A: When we try to detect material around a star — for example, a disc or a planet — this material is almost always extremely faint compared to the star, which is typically a hundred thousand times brighter. For instance, one of the first exoplanets, Beta Pictoris b, was detected in 2008 but its signal was already present in images as old as 2003. The faint signal had been missed in the first place because data processing techniques at the time weren’t efficient enough to reveal it among the glare of its host star. So in order to see what’s around the star, we need to somehow remove the star’s bright halo. I develop algorithms to do this. It’s an exciting new area with a lot of room for improvement, and it allows me to express my scientific creativity by testing new ideas. It’s an area where my technical knowledge of the instruments, cameras, observation strategies, and atmospheric conditions is a real asset, allowing me to fine-tune data processing techniques.

Q: The upcoming ELT will be a revolutionary telescope and will come equipped with adaptive optics. How will experience from the VLT improve adaptive optics in the future?

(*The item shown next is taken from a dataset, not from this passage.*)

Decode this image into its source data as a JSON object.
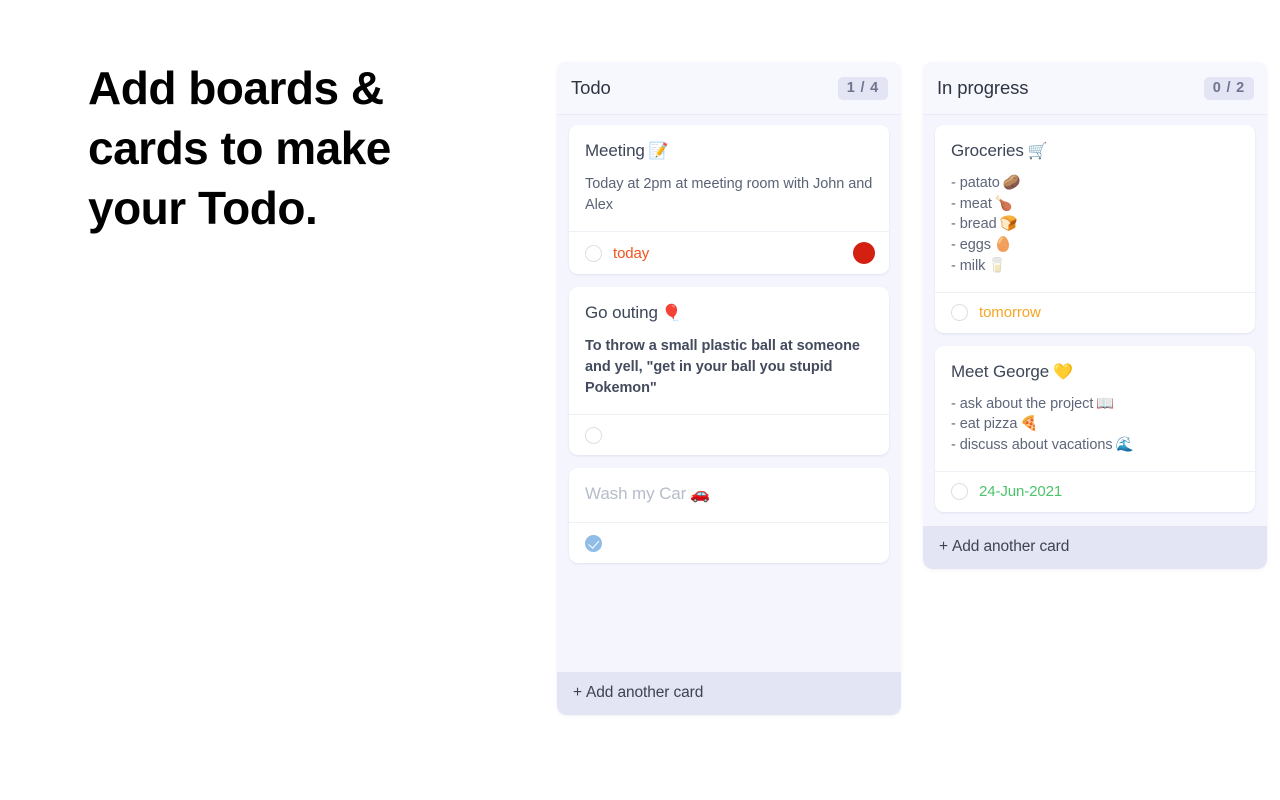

A: Today, the fourth Unit Telescope of the VLT (UT4) is already a fully adaptive telescope, with a large secondary adaptive mirror. The technical experience gained by operating such a large adaptive mirror will be extremely valuable for the ELT, which will face additional challenges, especially because its primary mirror will be made up of hundreds of segments working together as a whole. Optimising the schedule and the time allocation of the science programmes on the ELT will also benefit from our experience with the AO instruments on the VLT. AO systems require very specific atmospheric conditions to work, so we’ll need time turbulence predictions and real-time schedule optimisation tools in order to avoid wasting precious ELT observation time.

Numbers in this article


Number of laser guide stars used in the adaptive optics system on ESO’s VLT


Number of stars Julien Milli surveyed as part of one of his research programs on debris discs


Targeted first light for the adaptive optics-equipped ELT

Biography Julien Milli

Julien Milli studied Engineering and Astrophysics in Paris before completing his PhD jointly at the Institute of Planetology and Astrophysics of Grenoble, France, and ESO Santiago, studying circumstellar discs at high angular resolution. He then became an ESO fellow in Santiago, with duties on the VLT/UT3. Since 2016, he has been the VLT Adaptive Optics system scientist, and remains part of the UT3 team as a support astronomer for operations. With an observational background in high contrast and high resolution imaging, his scientific interests includes the formation and evolution of circumstellar debris discs, especially the scattering properties of the dust and the interaction with planets in those systems.